4. Google Slides

I experimented with all kinds of different formats for posting materials this spring, and I have come to the conclusion that Google Slides is by far the most effective and versatile tool for music teachers. I plan on using Slides for as much as I can! 
  • composition and other worksheets: students can drag and drop items or add their own text
  • visuals: I won't be able to project slides onto a board this year, even for my in-person students, because I'm on a cart. Instead I'm uploading the slides to Google Classroom so all of my students, whether they're live streaming from home or with me in person, can open the slides on their own screens.
  • embed video and audio: Slides make it easy to insert videos or audio clips I want to share in class, so just like visuals I can have students access those within Google Slides. If I need to share a recording of myself singing etc, I'll just insert the video into the Slides so that students are still only opening one file, rather than going back and forth.
I hope these tips are helpful for anyone using Google Classroom in a full distance or hybrid model this year! I know many teachers have been using this platform for a while themselves- if you have any other tips to share please leave them in the comments!

I'm continuing to compile all of my posts related to teaching through this pandemic in one page- whether you're looking for management ideas, lesson plans, or technology tips, this is the place to go (and check back often):


Tuesday, September 1, 2020

August Favorites 2020

Well that went fast. I truly feel like August just started a couple of weeks ago- where did the time go?!? I'm still going full speed preparing for the start of a school year for the books. Here's a look back at just a small snippet of what this month was like for me.

1. Back to School

This photo is more than a little depressing, honestly, because this it not at all what I've spent years building my classroom to look like- my room is being used for extra cohorts of students and I'm on a cart. But I'm still going to call my first week officially back working in the building a highlight!

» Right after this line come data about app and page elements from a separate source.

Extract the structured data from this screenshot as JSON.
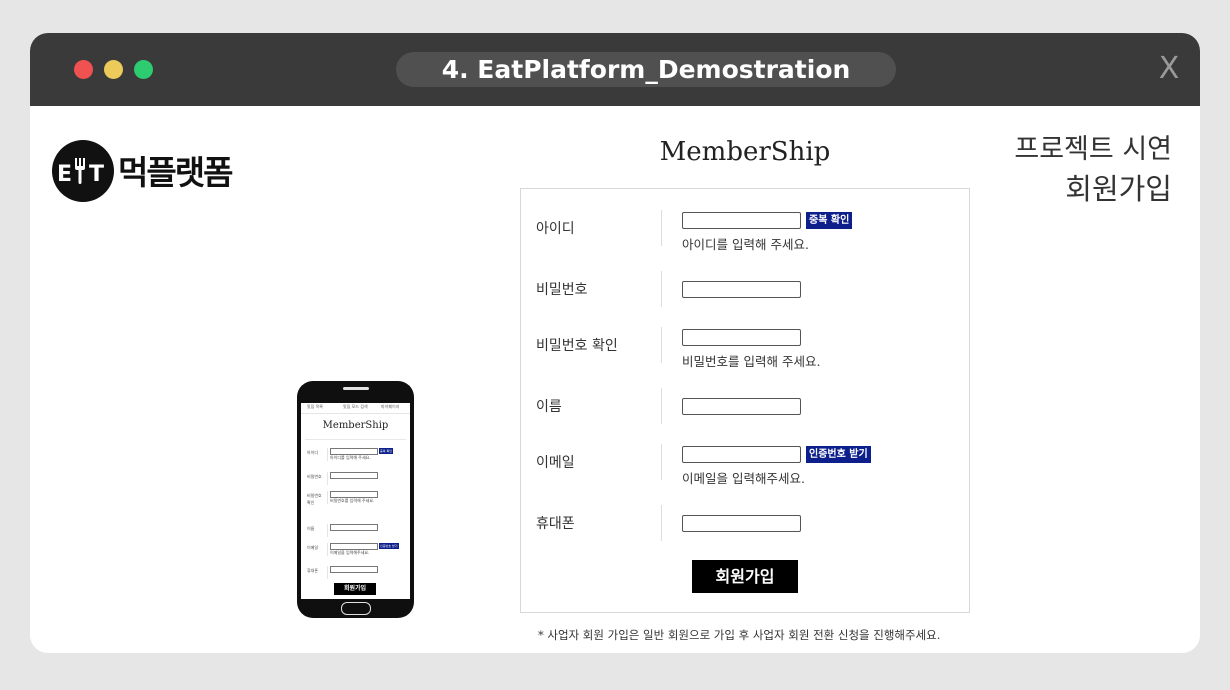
{
  "window": {
    "title": "4. EatPlatform_Demostration",
    "close_label": "X"
  },
  "logo": {
    "mark_text": "EAT",
    "name": "먹플랫폼"
  },
  "project": {
    "line1": "프로젝트 시연",
    "line2": "회원가입"
  },
  "form": {
    "title": "MemberShip",
    "fields": [
      {
        "label": "아이디",
        "button": "중복 확인",
        "hint": "아이디를 입력해 주세요."
      },
      {
        "label": "비밀번호"
      },
      {
        "label": "비밀번호 확인",
        "hint": "비밀번호를 입력해 주세요."
      },
      {
        "label": "이름"
      },
      {
        "label": "이메일",
        "button": "인증번호 받기",
        "hint": "이메일을 입력해주세요."
      },
      {
        "label": "휴대폰"
      }
    ],
    "submit_label": "회원가입",
    "footnote": "* 사업자 회원 가입은 일반 회원으로 가입 후 사업자 회원 전환 신청을 진행해주세요."
  },
  "phone": {
    "nav": [
      "맛집 목록",
      "맛집 모드 검색",
      "마이페이지"
    ],
    "title": "MemberShip",
    "fields": [
      {
        "label": "아이디",
        "button": "중복 확인",
        "hint": "아이디를 입력해 주세요."
      },
      {
        "label": "비밀번호"
      },
      {
        "label": "비밀번호",
        "label2": "확인",
        "hint": "비밀번호를 입력해 주세요."
      },
      {
        "label": "이름"
      },
      {
        "label": "이메일",
        "button": "인증번호 받기",
        "hint": "이메일을 입력해주세요."
      },
      {
        "label": "휴대폰"
      }
    ],
    "submit_label": "회원가입"
  },
  "colors": {
    "background": "#e6e6e6",
    "titlebar": "#3a3a3a",
    "accent_button": "#0d1f8a",
    "traffic_red": "#f05151",
    "traffic_yellow": "#eccb5a",
    "traffic_green": "#2ecc71"
  }
}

Students won't start for a couple more weeks but there was a certain sense of return to normalcy just being back in my space doing school things in a physical school building. Teacher work days have been overwhelming to say the least, but I do feel like we're starting to make sense of what we're doing, and I have hope that we're going to figure this out and get through this together!

2. Weekly Planner

I've been getting a lot of joy from decorating my planner pages lately- it is such a good hobby for me when life gets stressful because I get to be creative and colorful while also taking time to organize and think through the week ahead! I'm sticking with the 1-page calendar from the business section of my planner until the students start back, and I'm really enjoying the layout I've settled into over the summer! 

3. Creativity from Boredom

This summer, especially the month of August, I've been pulled away from time with my daughters for Zoom meetings, phone calls, and emails much more than normal, and I've naturally gone through a lot of mom guilt dealing with that reality. But it has also given the girls the time to get bored and come up with some creative imaginative play, and that has been so wonderful to watch! One favorite has been setting up a restaurant in the yard, serving "food" put together with whatever they can pick up off the ground. I often come out of a meeting to find a multi-course meal waiting for me :)

4. Articles I Read

I always love sharing some of my favorite articles from other bloggers that I read this month- click on the pictures below to read each one, they are all super useful! 




And with that, it's straight into September we go!